On Tuesday, my day off, I visited the LEAP (Learners’ Expanded (?) Academic Potential = Gifted/Talented) class in my hometown of Kilgore. I went to LEAP as a kid once a week all through elementary school. This time, I returned as a doctor to talk to the class.
I was expecting the room to be much smaller than I remembered it. Maybe it was because I’d prepared mentally for that, I was rather underwhelmed with the discrepancy. Really, things seemed about the same, only now there are computers in the two classrooms in LEAP’s portable building.
The fourth-graders I spoke to were charming–bright, interested, and full of questions! Though half the time, when the children raised their hands they had more of a story than a question. I think adults do this too, but they’re just more sophisticated about it.
The kiddoes are starting a unit on economics, so I did a little research to share. The U.S. spends 1.7 trillion dollars on health care annually (in 2003), and 180 billion of this is on prescription medications. The entire GDP of the U.S. is 11 trillion dollars. I wanted to help them get a feel for how big these numbers were, so I started by drawing a “1” on the chalkboard, followed by zero after zero.

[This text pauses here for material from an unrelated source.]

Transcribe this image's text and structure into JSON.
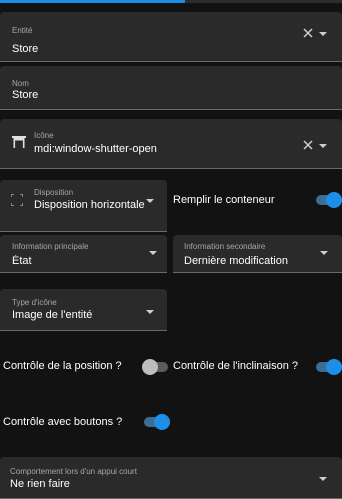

The kid who stood up when I’d drawn enough zeros to represent one trillion got to help me demonstrate the physical exam.
We also talked about what kind of doctors there are, the education involved in becoming a doctor, and the common health problems confronting the U.S. (smoking, diet habits, little exercise) –> (obesity, diabetes, high blood pressure, cancer) –> (a multitude of medical problems including heart disease, strokes, kidney disease, amputations, blindness)
All in all, it was quite rewarding and fun. Here’s a picture of Peyton, the boy who knows how big a trillion is. He was a good sport as I showed them how to listen to heart and lung sounds and elicit reflexes.